When I read through Anglican prayer books, I see a number of elements that don’t seem to fit properly within the elements that he offers. In order to maximize meaningful tagging within these documents, we will need to add elements that go outside the scope of the texts Hughes was considering. For instance, an enduring heritage of the 1552 book is lengthy addresses by the presider to the congregation; I don’t recall these in earlier liturgies nearly to the degree that we have them now.
One of the most helpful aspects of Hughes’s scheme is that it offers, by means of several lists, different levels of elements necessary to distinguish between whether you’re talking about a specific section of a book or a service itself or about an event within a given service. This aspect definitely needs to be retained and will be reflected in how we present and order our proposed elements.
I envision this categorization scheme at use within the TEI P5 guidelines for xml markup of humanities texts. Thus, the section-level and service-level elements would appear as “type” descriptors within <div> elements; intra-service elements would be noted as types within <seg> elements tied to <interp>
Section Level Elements
This level would identify sections within a book and be located within <div> tags. The following list is a modification of Hughes’s List 1e with the inclusion of some items from 1f.
- Common of saints
- Dedication feast
- Ordinary of the Mass
- General rubric (as a section rather than a specific direction)
- Prayers (as a collection/grouping of prayers of the same sort)
Service Level Elements
These labels would identify the specific rituals or services being described and would operate at the <div> level.

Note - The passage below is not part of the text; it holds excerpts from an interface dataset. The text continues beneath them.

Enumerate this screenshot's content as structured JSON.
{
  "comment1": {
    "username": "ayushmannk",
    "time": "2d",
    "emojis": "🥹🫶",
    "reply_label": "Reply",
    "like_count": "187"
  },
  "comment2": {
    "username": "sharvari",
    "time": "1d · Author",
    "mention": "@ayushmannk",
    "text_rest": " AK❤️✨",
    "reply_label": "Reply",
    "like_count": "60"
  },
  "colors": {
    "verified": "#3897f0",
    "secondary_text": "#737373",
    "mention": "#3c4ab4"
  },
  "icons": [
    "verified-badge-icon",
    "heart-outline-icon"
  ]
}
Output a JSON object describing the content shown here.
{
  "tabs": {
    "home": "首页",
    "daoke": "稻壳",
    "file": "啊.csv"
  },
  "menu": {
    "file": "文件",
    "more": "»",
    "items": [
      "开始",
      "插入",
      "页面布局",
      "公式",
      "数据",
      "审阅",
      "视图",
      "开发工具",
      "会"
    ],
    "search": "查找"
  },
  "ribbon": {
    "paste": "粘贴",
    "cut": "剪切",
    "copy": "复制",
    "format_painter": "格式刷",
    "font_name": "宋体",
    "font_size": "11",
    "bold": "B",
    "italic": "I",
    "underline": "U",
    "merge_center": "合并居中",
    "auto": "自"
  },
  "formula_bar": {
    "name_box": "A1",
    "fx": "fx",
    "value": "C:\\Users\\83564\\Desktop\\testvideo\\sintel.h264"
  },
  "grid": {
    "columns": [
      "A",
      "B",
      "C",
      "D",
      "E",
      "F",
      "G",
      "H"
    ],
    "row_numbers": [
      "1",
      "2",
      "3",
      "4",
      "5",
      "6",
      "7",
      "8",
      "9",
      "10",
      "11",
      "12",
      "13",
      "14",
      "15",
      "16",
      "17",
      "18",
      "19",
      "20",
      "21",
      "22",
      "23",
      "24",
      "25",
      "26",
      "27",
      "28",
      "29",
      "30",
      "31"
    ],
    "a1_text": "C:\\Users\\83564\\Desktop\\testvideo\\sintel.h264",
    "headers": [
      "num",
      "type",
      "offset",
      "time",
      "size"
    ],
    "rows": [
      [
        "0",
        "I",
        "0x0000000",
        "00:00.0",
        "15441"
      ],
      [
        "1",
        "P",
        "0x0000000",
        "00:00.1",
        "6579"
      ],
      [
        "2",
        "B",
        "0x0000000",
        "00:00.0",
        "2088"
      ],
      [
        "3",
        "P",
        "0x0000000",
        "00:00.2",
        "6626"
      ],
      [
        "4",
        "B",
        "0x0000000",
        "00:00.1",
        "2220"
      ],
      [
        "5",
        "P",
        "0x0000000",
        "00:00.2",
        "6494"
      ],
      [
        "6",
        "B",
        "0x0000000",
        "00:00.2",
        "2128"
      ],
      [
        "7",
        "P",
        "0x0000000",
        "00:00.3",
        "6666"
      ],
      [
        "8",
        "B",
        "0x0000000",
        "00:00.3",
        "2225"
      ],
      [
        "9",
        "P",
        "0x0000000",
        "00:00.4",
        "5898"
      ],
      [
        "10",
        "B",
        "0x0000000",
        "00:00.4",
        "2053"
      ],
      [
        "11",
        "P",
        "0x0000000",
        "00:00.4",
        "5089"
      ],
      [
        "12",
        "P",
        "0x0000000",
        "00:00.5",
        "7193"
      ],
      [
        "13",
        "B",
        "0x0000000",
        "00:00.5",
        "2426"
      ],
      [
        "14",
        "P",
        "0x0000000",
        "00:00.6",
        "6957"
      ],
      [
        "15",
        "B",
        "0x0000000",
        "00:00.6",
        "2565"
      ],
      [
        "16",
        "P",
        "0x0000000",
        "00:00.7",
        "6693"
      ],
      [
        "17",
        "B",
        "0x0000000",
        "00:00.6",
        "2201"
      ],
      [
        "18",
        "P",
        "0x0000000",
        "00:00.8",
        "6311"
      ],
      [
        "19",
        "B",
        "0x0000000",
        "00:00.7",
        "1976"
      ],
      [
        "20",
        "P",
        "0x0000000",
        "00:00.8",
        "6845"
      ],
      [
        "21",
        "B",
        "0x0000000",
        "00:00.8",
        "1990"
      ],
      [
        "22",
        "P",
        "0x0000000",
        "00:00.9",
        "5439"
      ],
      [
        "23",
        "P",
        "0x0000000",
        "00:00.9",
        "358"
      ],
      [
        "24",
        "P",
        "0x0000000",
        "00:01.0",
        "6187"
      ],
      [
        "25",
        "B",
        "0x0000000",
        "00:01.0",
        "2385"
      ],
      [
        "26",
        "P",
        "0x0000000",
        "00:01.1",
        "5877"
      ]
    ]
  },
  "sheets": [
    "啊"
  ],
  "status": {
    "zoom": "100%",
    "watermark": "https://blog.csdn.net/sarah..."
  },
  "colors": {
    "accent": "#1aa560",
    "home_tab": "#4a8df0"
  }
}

This is a substantial expansion of Hughes’s List 1c.
- First Vespers
- Morning Prayer
- Noon Prayer
- Evening Prayer
- Lamp Lighting
- Rite (Thinking specifically, of the ’79 BCP, the alternation between Rites I & II is a service-level phenomenon and needs to be captured at that point.)
- Service (This is a generic catch-all for anything else not covered. Differentiation would appear in a subtype.)
These items would appear within interpretive <seg> elements. This is a modification of Hughes’s List 1a, List 1b, and 1f
- gospel canticle
- chapter (a brief, generally one sentence bit from Scripture in an Office)
- first lesson
- second lesson
- section response
- orison (the English term for an oratio—basically any kind of a number of relatively short prayers typically found in early medieval mass-sets and most commonly encountered in Anglican books as collects. However, not all so-called collects fit the formal criteria for collects; preserving “orison” as a general-use term conveys the concept even when the contents fall short)
- proper preface
- consecration (not just of Eucharistic elements but of baptismal water, etc.)
- distribution (again, could be Eucharistic elements, baptismal water, ashes, etc.)
- fraction anthem
- agnus dei
- communion chant
- offertory chant
- prayer (this is a generic catch-all when the presider addresses God when none of the above seem to fit.)
- address (this is a generic catch-all when the presider speaks to the people and nothing above seems suitable.)
- response (this is the generic catch-all when the people speak and nothing above seems suitable.)
I believe this lays out a useful initial plan for liturgical tagging. That having been said, I’ve done enough liturgical research and enough coding to know that this represents only a tentative beginning. As well defined as things seem to be at the beginning, the true usefulness of the scheme is revealed in the coding itself. As a result, this provides a framework. Now some coding actually needs to be attempted to determined where this works, where it fails, and where the framework needs to be reconceived.